_Brief_
Each line of the data that mentions the string "Index" needs to be identified and copied.

(Stored entries)
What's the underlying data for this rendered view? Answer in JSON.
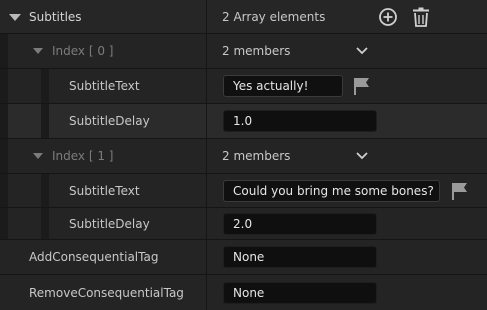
{
  "subtitles": {
    "label": "Subtitles",
    "summary": "2 Array elements",
    "add_icon": "plus-circle-icon",
    "delete_icon": "trash-icon",
    "elements": [
      {
        "index_label": "Index [ 0 ]",
        "summary": "2 members",
        "subtitle_text_label": "SubtitleText",
        "subtitle_text_value": "Yes actually!",
        "subtitle_delay_label": "SubtitleDelay",
        "subtitle_delay_value": "1.0"
      },
      {
        "index_label": "Index [ 1 ]",
        "summary": "2 members",
        "subtitle_text_label": "SubtitleText",
        "subtitle_text_value": "Could you bring me some bones?",
        "subtitle_delay_label": "SubtitleDelay",
        "subtitle_delay_value": "2.0"
      }
    ]
  },
  "add_consequential_tag": {
    "label": "AddConsequentialTag",
    "value": "None"
  },
  "remove_consequential_tag": {
    "label": "RemoveConsequentialTag",
    "value": "None"
  },
  "colors": {
    "panel_background": "#151515",
    "row_background": "#242424",
    "row_alt_background": "#2b2b2b",
    "field_background": "#0f0f0f",
    "text": "#c8c8c8",
    "muted_text": "#7c7c7c"
  }
}
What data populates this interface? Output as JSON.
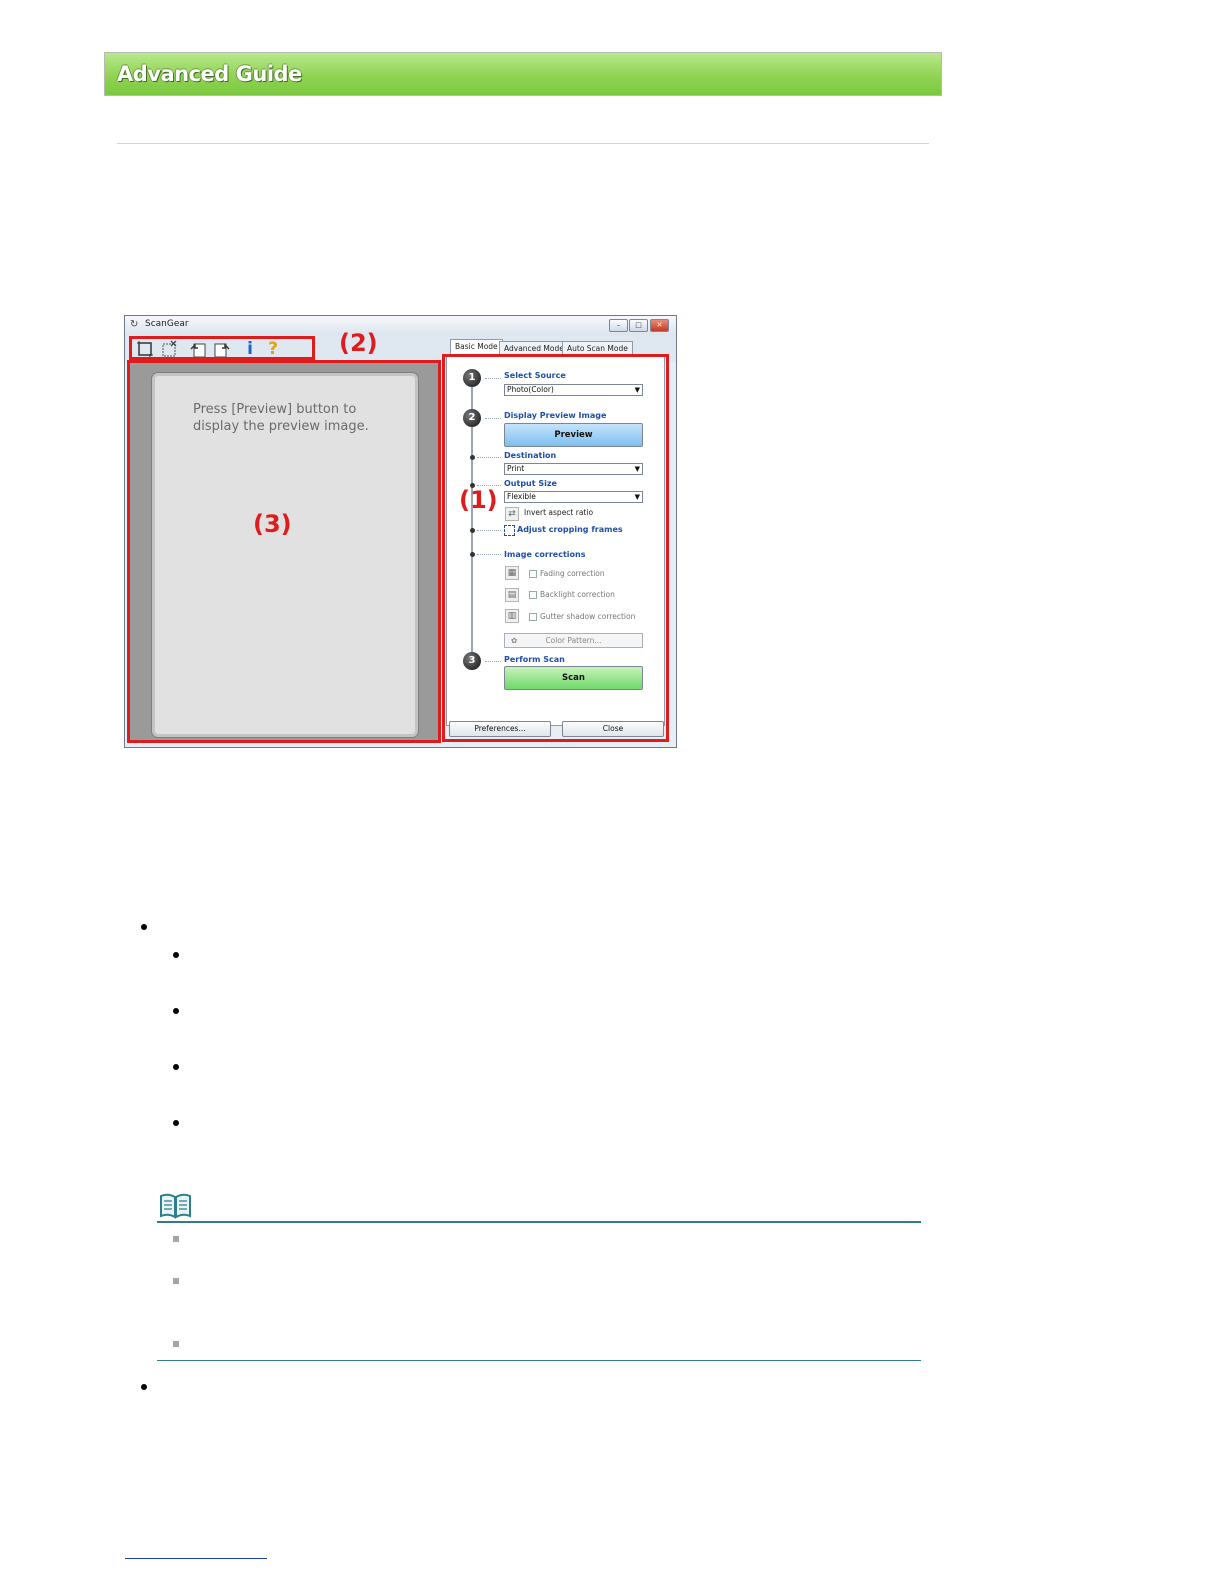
{
  "header": {
    "title": "Advanced Guide"
  },
  "window": {
    "title": "ScanGear",
    "controls": {
      "minimize": "–",
      "restore": "□",
      "close": "✕"
    },
    "toolbar_icons": [
      "crop-icon",
      "clear-crop-icon",
      "rotate-left-icon",
      "rotate-right-icon",
      "info-icon",
      "help-icon"
    ],
    "toolbar": {
      "info_glyph": "i",
      "help_glyph": "?"
    },
    "preview_area": {
      "message": "Press [Preview] button to display the preview image."
    },
    "tabs": [
      "Basic Mode",
      "Advanced Mode",
      "Auto Scan Mode"
    ],
    "steps": {
      "one": "1",
      "two": "2",
      "three": "3"
    },
    "select_source": {
      "label": "Select Source",
      "value": "Photo(Color)"
    },
    "display_preview": {
      "label": "Display Preview Image",
      "button": "Preview"
    },
    "destination": {
      "label": "Destination",
      "value": "Print"
    },
    "output_size": {
      "label": "Output Size",
      "value": "Flexible",
      "invert": "Invert aspect ratio"
    },
    "adjust_cropping": {
      "label": "Adjust cropping frames"
    },
    "image_corrections": {
      "label": "Image corrections",
      "options": [
        "Fading correction",
        "Backlight correction",
        "Gutter shadow correction"
      ],
      "color_pattern": "Color Pattern..."
    },
    "perform_scan": {
      "label": "Perform Scan",
      "button": "Scan"
    },
    "footer": {
      "preferences": "Preferences...",
      "close": "Close"
    }
  },
  "callouts": {
    "one": "(1)",
    "two": "(2)",
    "three": "(3)"
  }
}
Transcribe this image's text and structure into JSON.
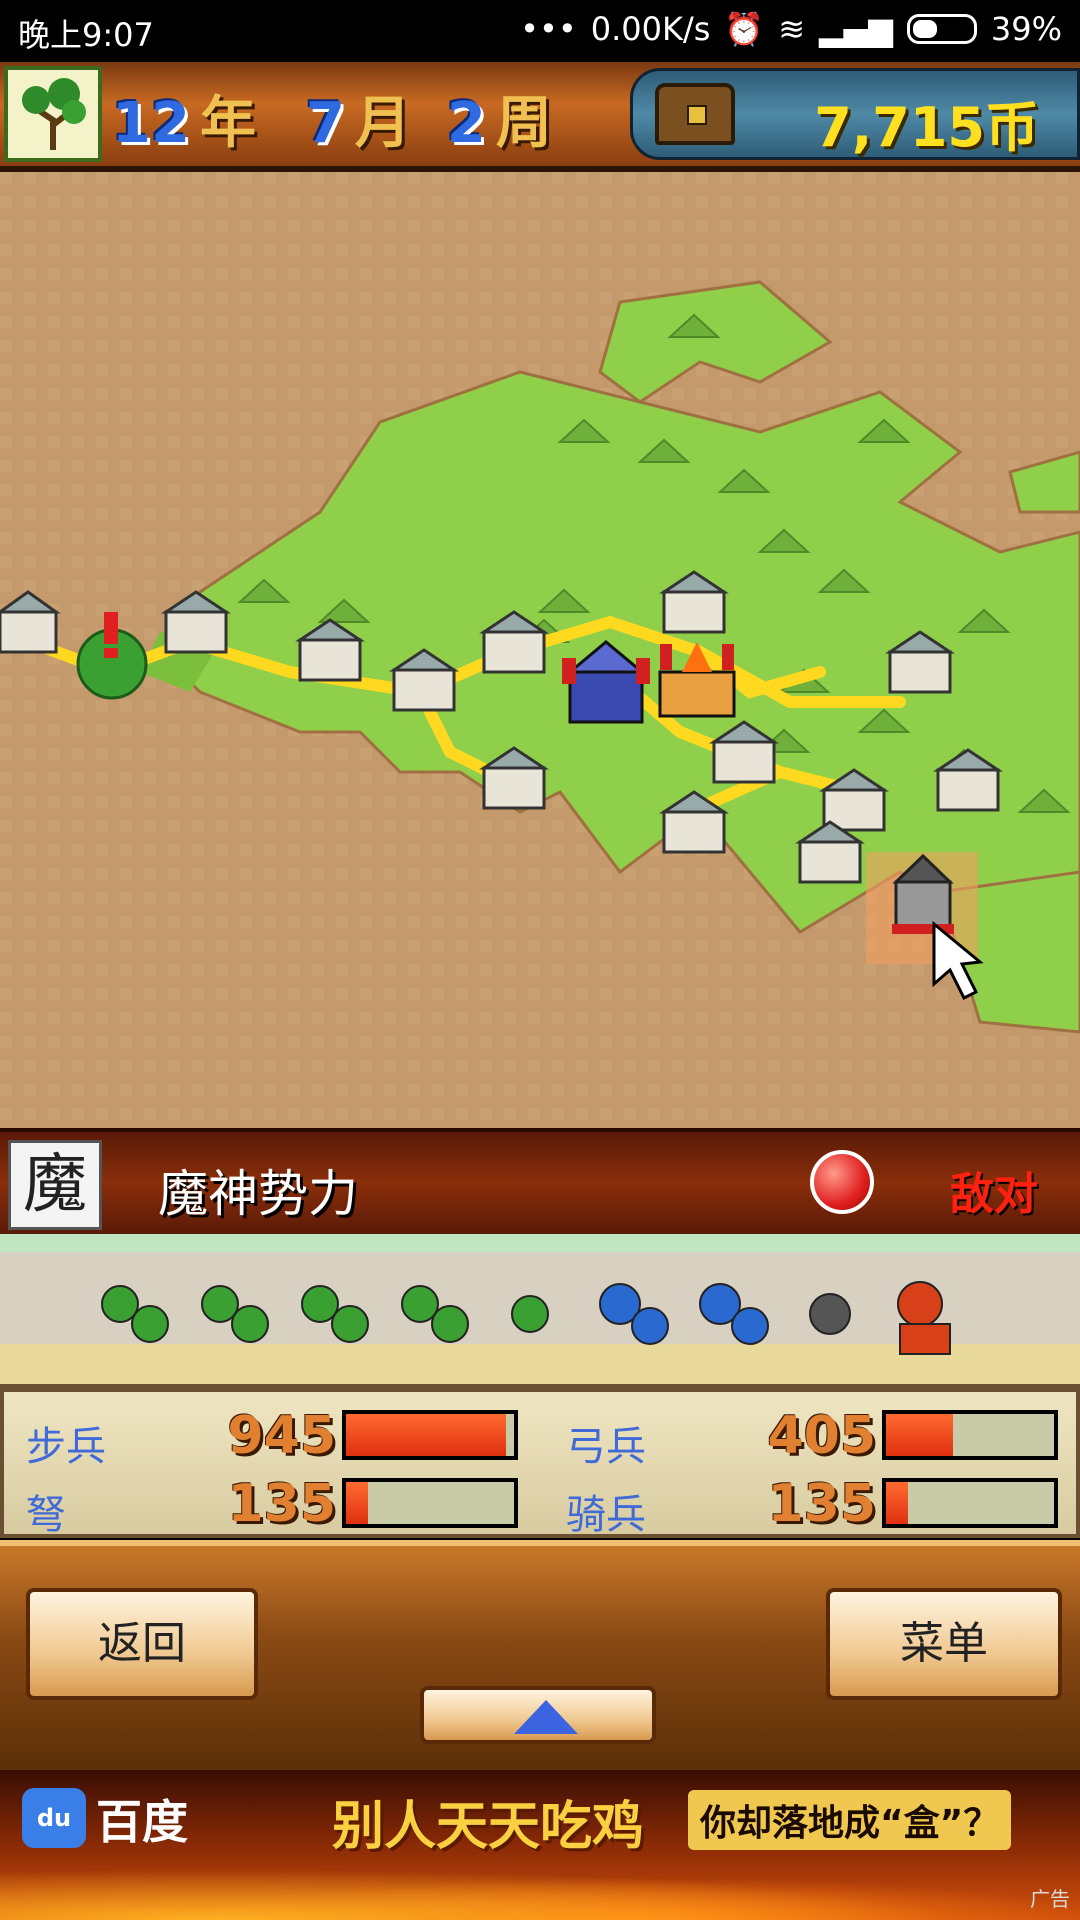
{
  "statusbar": {
    "time": "晚上9:07",
    "speed": "0.00K/s",
    "signal_dots": "•••",
    "battery": "39%"
  },
  "header": {
    "year_num": "12",
    "year_unit": "年",
    "month_num": "7",
    "month_unit": "月",
    "week_num": "2",
    "week_unit": "周",
    "coins": "7,715币"
  },
  "faction": {
    "icon_char": "魔",
    "name": "魔神势力",
    "status": "敌对"
  },
  "stats": [
    {
      "label": "步兵",
      "value": "945",
      "fill": 0.95
    },
    {
      "label": "弓兵",
      "value": "405",
      "fill": 0.4
    },
    {
      "label": "弩",
      "value": "135",
      "fill": 0.13
    },
    {
      "label": "骑兵",
      "value": "135",
      "fill": 0.13
    }
  ],
  "buttons": {
    "back": "返回",
    "menu": "菜单"
  },
  "ad": {
    "brand": "百度",
    "logo": "du",
    "slogan1": "别人天天吃鸡",
    "slogan2": "你却落地成“盒”？",
    "tag": "广告"
  },
  "colors": {
    "grass": "#8fcf4a",
    "sand": "#c49a6c",
    "road": "#ffd820",
    "accent_blue": "#3f6ad8"
  }
}
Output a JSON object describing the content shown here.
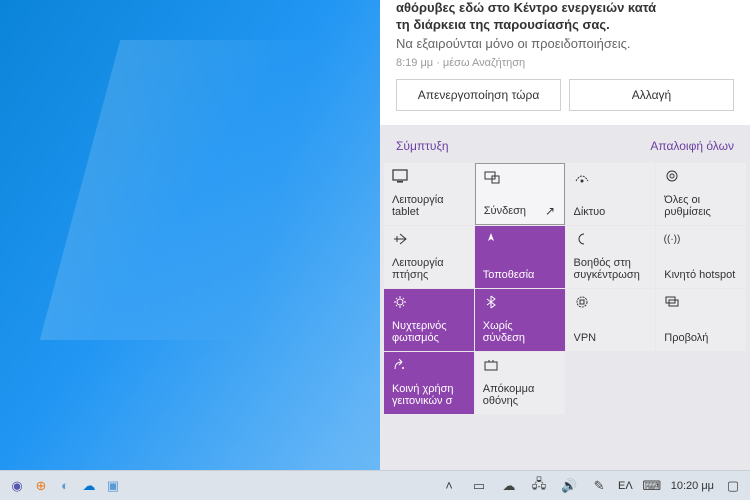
{
  "notification": {
    "title_line1": "αθόρυβες εδώ στο Κέντρο ενεργειών κατά",
    "title_line2": "τη διάρκεια της παρουσίασής σας.",
    "subtitle": "Να εξαιρούνται μόνο οι προειδοποιήσεις.",
    "meta": "8:19 μμ · μέσω Αναζήτηση",
    "btn_disable": "Απενεργοποίηση τώρα",
    "btn_change": "Αλλαγή"
  },
  "panel": {
    "collapse": "Σύμπτυξη",
    "clear": "Απαλοιφή όλων"
  },
  "tiles": [
    {
      "label": "Λειτουργία tablet",
      "icon": "tablet",
      "active": false
    },
    {
      "label": "Σύνδεση",
      "icon": "connect",
      "active": false,
      "hover": true
    },
    {
      "label": "Δίκτυο",
      "icon": "network",
      "active": false
    },
    {
      "label": "Όλες οι ρυθμίσεις",
      "icon": "settings",
      "active": false
    },
    {
      "label": "Λειτουργία πτήσης",
      "icon": "airplane",
      "active": false
    },
    {
      "label": "Τοποθεσία",
      "icon": "location",
      "active": true
    },
    {
      "label": "Βοηθός στη συγκέντρωση",
      "icon": "focus",
      "active": false
    },
    {
      "label": "Κινητό hotspot",
      "icon": "hotspot",
      "active": false
    },
    {
      "label": "Νυχτερινός φωτισμός",
      "icon": "night",
      "active": true
    },
    {
      "label": "Χωρίς σύνδεση",
      "icon": "bluetooth",
      "active": true
    },
    {
      "label": "VPN",
      "icon": "vpn",
      "active": false
    },
    {
      "label": "Προβολή",
      "icon": "project",
      "active": false
    },
    {
      "label": "Κοινή χρήση γειτονικών σ",
      "icon": "share",
      "active": true
    },
    {
      "label": "Απόκομμα οθόνης",
      "icon": "snip",
      "active": false
    }
  ],
  "taskbar": {
    "lang": "ΕΛ",
    "time": "10:20 μμ"
  }
}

_Response to this task_
        "index_label": "Index [ 0 ]",
        "index_label": "Index [ 1 ]",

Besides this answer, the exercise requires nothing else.